Task to carry out: Look for the word "JSON" in the records, and copy each line where it appears.

Provided records:
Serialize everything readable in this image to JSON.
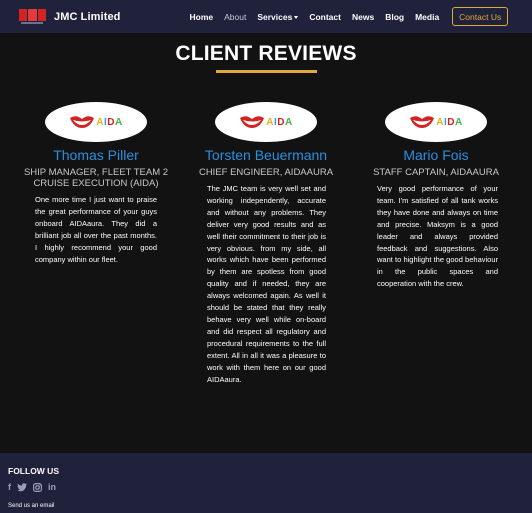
{
  "navbar": {
    "brand": "JMC Limited",
    "links": [
      "Home",
      "About",
      "Services",
      "Contact",
      "News",
      "Blog",
      "Media"
    ],
    "cta": "Contact Us"
  },
  "section": {
    "title": "CLIENT REVIEWS"
  },
  "reviews": [
    {
      "logo_text": "AIDA",
      "name": "Thomas Piller",
      "role": "SHIP MANAGER, FLEET TEAM 2 CRUISE EXECUTION (AIDA)",
      "text": "One more time I just want to praise the great performance of your guys onboard AIDAaura. They did a brilliant job all over the past months. I highly recommend your good company within our fleet."
    },
    {
      "logo_text": "AIDA",
      "name": "Torsten Beuermann",
      "role": "CHIEF ENGINEER, AIDAAURA",
      "text": "The JMC team is very well set and working independently, accurate and without any problems. They deliver very good results and as well their commitment to their job is very obvious. from my side, all works which have been performed by them are spotless from good quality and if needed, they are always welcomed again. As well it should be stated that they really behave very well while on-board and did respect all regulatory and procedural requirements to the full extent. All in all it was a pleasure to work with them here on our good AIDAaura."
    },
    {
      "logo_text": "AIDA",
      "name": "Mario Fois",
      "role": "STAFF CAPTAIN, AIDAAURA",
      "text": "Very good performance of your team. I'm satisfied of all tank works they have done and always on time and precise. Maksym is a good leader and always provided feedback and suggestions. Also want to highlight the good behaviour in the public spaces and cooperation with the crew."
    }
  ],
  "footer": {
    "follow_label": "FOLLOW US",
    "social_icons": [
      "facebook-icon",
      "twitter-icon",
      "instagram-icon",
      "linkedin-icon"
    ],
    "send_label": "Send us an email"
  },
  "colors": {
    "nav_bg": "#20213b",
    "page_bg": "#121212",
    "accent": "#e0a840",
    "name_blue": "#2b8fe0",
    "aida_red": "#d42323"
  }
}
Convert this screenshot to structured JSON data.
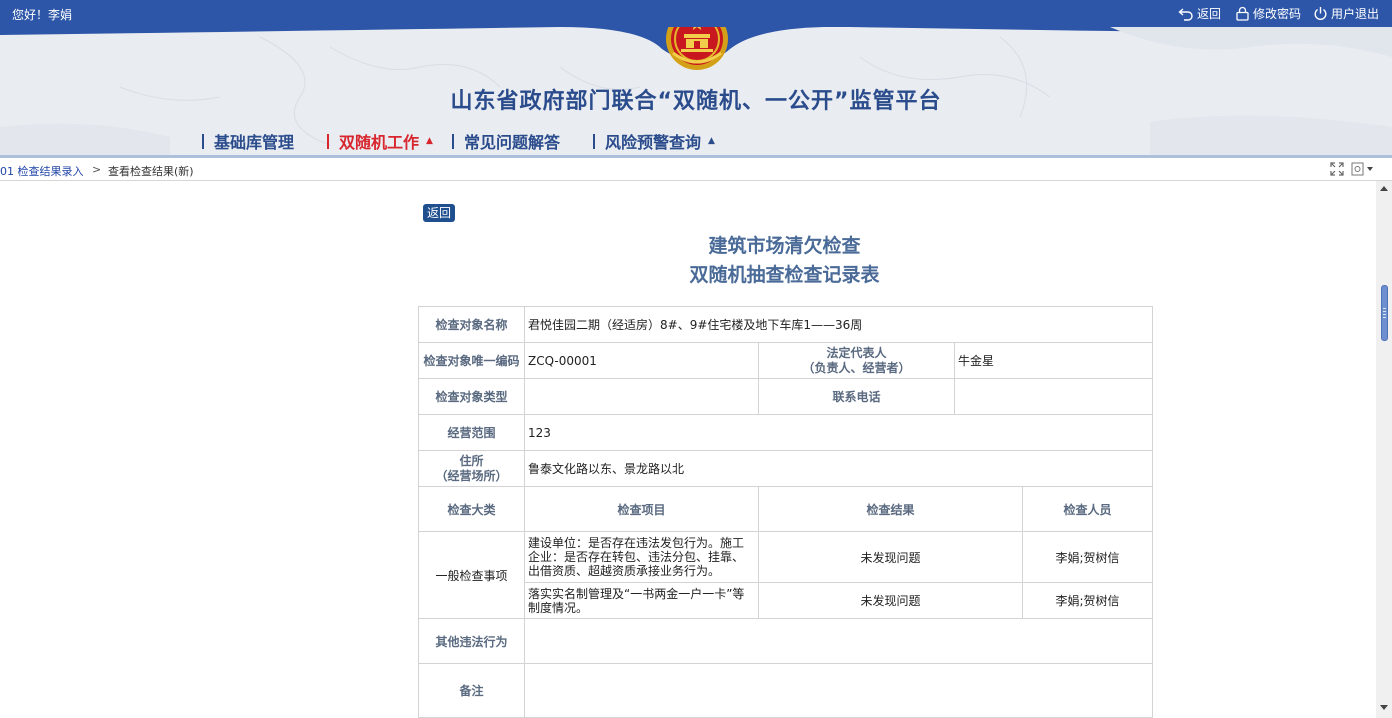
{
  "topbar": {
    "greeting": "您好！李娟",
    "back_label": "返回",
    "change_password_label": "修改密码",
    "logout_label": "用户退出"
  },
  "header": {
    "site_title": "山东省政府部门联合“双随机、一公开”监管平台"
  },
  "nav": {
    "items": [
      {
        "label": "基础库管理",
        "active": false
      },
      {
        "label": "双随机工作",
        "active": true,
        "caret": "▲"
      },
      {
        "label": "常见问题解答",
        "active": false
      },
      {
        "label": "风险预警查询",
        "active": false,
        "caret": "▲"
      }
    ]
  },
  "breadcrumb": {
    "item1": "01 检查结果录入",
    "separator": ">",
    "item2": "查看检查结果(新)"
  },
  "content": {
    "back_button": "返回",
    "title_line1": "建筑市场清欠检查",
    "title_line2": "双随机抽查检查记录表"
  },
  "form": {
    "object_name_label": "检查对象名称",
    "object_name_value": "君悦佳园二期（经适房）8#、9#住宅楼及地下车库1——36周",
    "object_code_label": "检查对象唯一编码",
    "object_code_value": "ZCQ-00001",
    "legal_rep_label_1": "法定代表人",
    "legal_rep_label_2": "（负责人、经营者）",
    "legal_rep_value": "牛金星",
    "object_type_label": "检查对象类型",
    "object_type_value": "",
    "phone_label": "联系电话",
    "phone_value": "",
    "scope_label": "经营范围",
    "scope_value": "123",
    "address_label_1": "住所",
    "address_label_2": "（经营场所）",
    "address_value": "鲁泰文化路以东、景龙路以北",
    "col_category": "检查大类",
    "col_item": "检查项目",
    "col_result": "检查结果",
    "col_inspector": "检查人员",
    "category_value": "一般检查事项",
    "items": [
      {
        "item": "建设单位：是否存在违法发包行为。施工企业：是否存在转包、违法分包、挂靠、出借资质、超越资质承接业务行为。",
        "result": "未发现问题",
        "inspector": "李娟;贺树信"
      },
      {
        "item": "落实实名制管理及“一书两金一户一卡”等制度情况。",
        "result": "未发现问题",
        "inspector": "李娟;贺树信"
      }
    ],
    "other_violation_label": "其他违法行为",
    "other_violation_value": "",
    "remark_label": "备注",
    "remark_value": ""
  },
  "colors": {
    "topbar_bg": "#2d56a8",
    "title_blue": "#2b4c8c",
    "nav_active": "#d8262e",
    "back_button_bg": "#1f4f8f",
    "form_title": "#4a6a98",
    "label_text": "#5a6a80"
  },
  "icons": [
    "return-icon",
    "lock-icon",
    "power-icon",
    "national-emblem",
    "fullscreen-icon",
    "page-menu-icon"
  ]
}
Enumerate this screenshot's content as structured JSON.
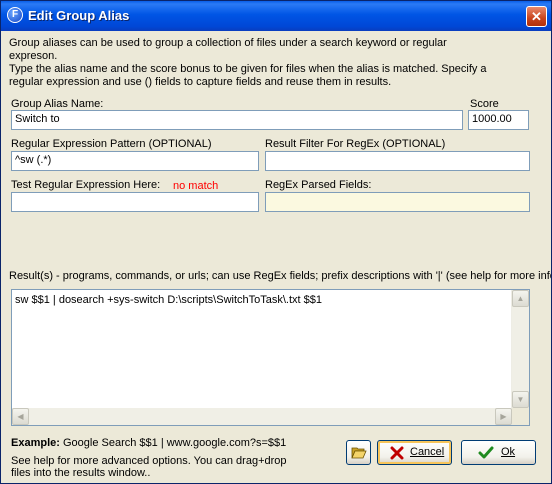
{
  "window": {
    "title": "Edit Group Alias",
    "close_glyph": "✕"
  },
  "description": {
    "lines": [
      "Group aliases can be used to group a collection of files under a search keyword or regular",
      "expreson.",
      "Type the alias name and the score bonus to be given for files when the alias is matched.  Specify a",
      "regular expression and use () fields to capture fields and reuse them in results."
    ]
  },
  "alias": {
    "label": "Group Alias Name:",
    "value": "Switch to"
  },
  "score": {
    "label": "Score",
    "value": "1000.00"
  },
  "regex": {
    "label": "Regular Expression Pattern (OPTIONAL)",
    "value": "^sw (.*)"
  },
  "filter": {
    "label": "Result Filter For RegEx (OPTIONAL)",
    "value": ""
  },
  "test": {
    "label": "Test Regular Expression Here:",
    "status": "no match",
    "status_color": "#ff0000",
    "value": ""
  },
  "parsed": {
    "label": "RegEx Parsed Fields:",
    "value": ""
  },
  "results": {
    "label": "Result(s) - programs, commands, or urls; can use RegEx fields; prefix descriptions with '|' (see help for more info)",
    "value": "sw $$1 | dosearch +sys-switch D:\\scripts\\SwitchToTask\\.txt $$1"
  },
  "example": {
    "label": "Example:",
    "text": "Google Search $$1 | www.google.com?s=$$1"
  },
  "help_text": {
    "line1": "See help for more advanced options.  You can drag+drop",
    "line2": "files into the results window.."
  },
  "buttons": {
    "open_icon": "folder-open-icon",
    "cancel": {
      "label": "Cancel",
      "icon": "x-icon"
    },
    "ok": {
      "label": "Ok",
      "icon": "checkmark-icon"
    }
  },
  "colors": {
    "title_bar": "#0055e5",
    "dialog_bg": "#ece9d8",
    "parsed_bg": "#fbf9e0",
    "cancel_red": "#c00000",
    "ok_green": "#1f8a1f"
  }
}
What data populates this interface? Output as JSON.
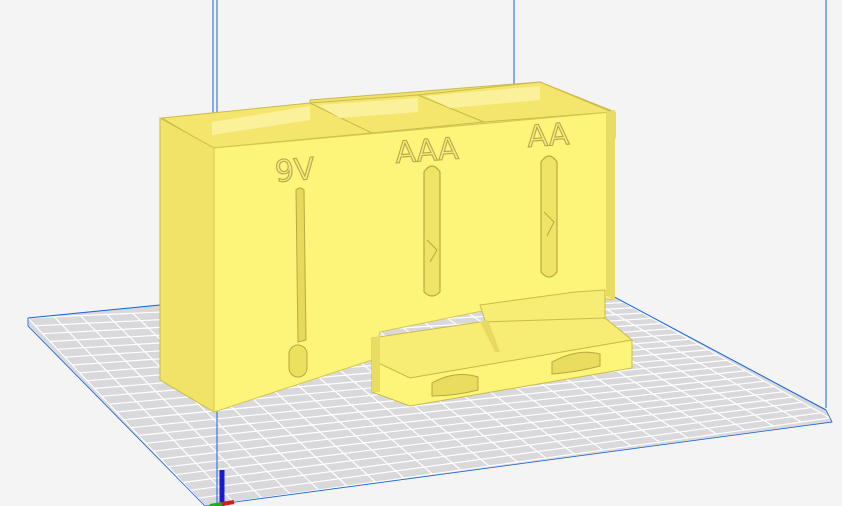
{
  "viewport": {
    "background_color": "#f4f4f5",
    "build_plate": {
      "fill_color": "#d9d9dc",
      "grid_color": "#ffffff",
      "edge_color": "#c9c9cc",
      "boundary_color": "#1565e0"
    },
    "model": {
      "color": "#fdf47a",
      "labels": {
        "left": "9V",
        "middle": "AAA",
        "right": "AA"
      }
    },
    "axis": {
      "z_color": "#1a1acc",
      "x_color": "#cc2020",
      "y_color": "#20aa20"
    }
  }
}
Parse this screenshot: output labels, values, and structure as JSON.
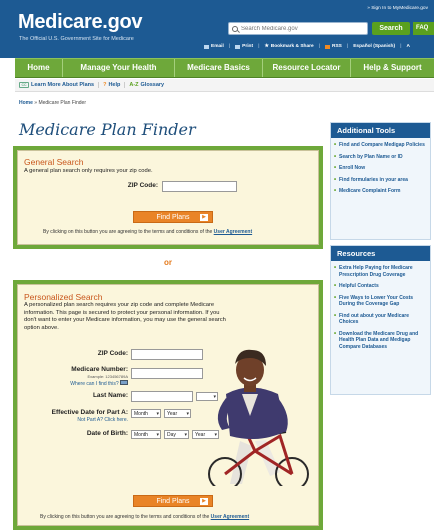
{
  "header": {
    "logo": "Medicare.gov",
    "tagline": "The Official U.S. Government Site for Medicare",
    "signin": "» Sign In to MyMedicare.gov",
    "search_placeholder": "Search Medicare.gov",
    "search_button": "Search",
    "faq_button": "FAQ",
    "tools": [
      "Email",
      "Print",
      "Bookmark & Share",
      "RSS",
      "Español (Spanish)",
      "A"
    ]
  },
  "nav": {
    "tabs": [
      "Home",
      "Manage Your Health",
      "Medicare Basics",
      "Resource Locator",
      "Help & Support"
    ]
  },
  "subbar": {
    "items": [
      "Learn More About Plans",
      "Help",
      "Glossary"
    ],
    "cc_icon": "CC",
    "help_icon": "?",
    "glossary_icon": "A-Z"
  },
  "breadcrumb": {
    "home": "Home",
    "current": " » Medicare Plan Finder"
  },
  "page_title": "Medicare Plan Finder",
  "general": {
    "title": "General Search",
    "intro": "A general plan search only requires your zip code.",
    "zip_label": "ZIP Code:",
    "button": "Find Plans",
    "agree_text": "By clicking on this button you are agreeing to the terms and conditions of the ",
    "agree_link": "User Agreement"
  },
  "or_text": "or",
  "personalized": {
    "title": "Personalized Search",
    "intro": "A personalized plan search requires your zip code and complete Medicare information. This page is secured to protect your personal information. If you don't want to enter your Medicare information, you may use the general search option above.",
    "zip_label": "ZIP Code:",
    "medicare_label": "Medicare Number:",
    "medicare_example": "Example: 123456789A",
    "medicare_where": "Where can I find this?",
    "last_name_label": "Last Name:",
    "effective_label": "Effective Date for Part A:",
    "not_part_a": "Not Part A? Click here.",
    "dob_label": "Date of Birth:",
    "month": "Month",
    "year": "Year",
    "day": "Day",
    "button": "Find Plans",
    "agree_text": "By clicking on this button you are agreeing to the terms and conditions of the ",
    "agree_link": "User Agreement"
  },
  "sidebar": {
    "tools_title": "Additional Tools",
    "tools": [
      "Find and Compare Medigap Policies",
      "Search by Plan Name or ID",
      "Enroll Now",
      "Find formularies in your area",
      "Medicare Complaint Form"
    ],
    "resources_title": "Resources",
    "resources": [
      "Extra Help Paying for Medicare Prescription Drug Coverage",
      "Helpful Contacts",
      "Five Ways to Lower Your Costs During the Coverage Gap",
      "Find out about your Medicare Choices",
      "Download the Medicare Drug and Health Plan Data and Medigap Compare Databases"
    ]
  },
  "colors": {
    "header_blue": "#1d5a93",
    "nav_green": "#6ea83a",
    "accent_orange": "#e98427",
    "panel_bg": "#fbf6dc"
  }
}
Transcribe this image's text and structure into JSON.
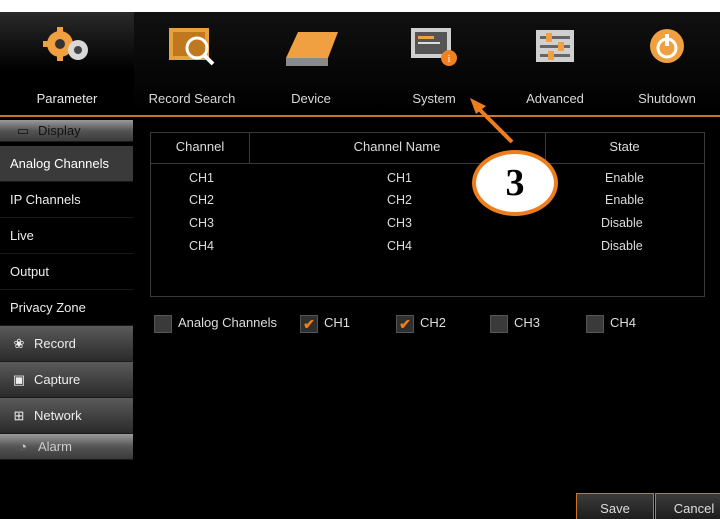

Written solution:
Serialize everything readable in this image to JSON.
Convert this screenshot to structured JSON data.
Enumerate this screenshot's content as structured JSON.
What data populates this interface? Output as JSON.
Parse this screenshot: output labels, values, and structure as JSON.
Transcribe this image's text and structure into JSON.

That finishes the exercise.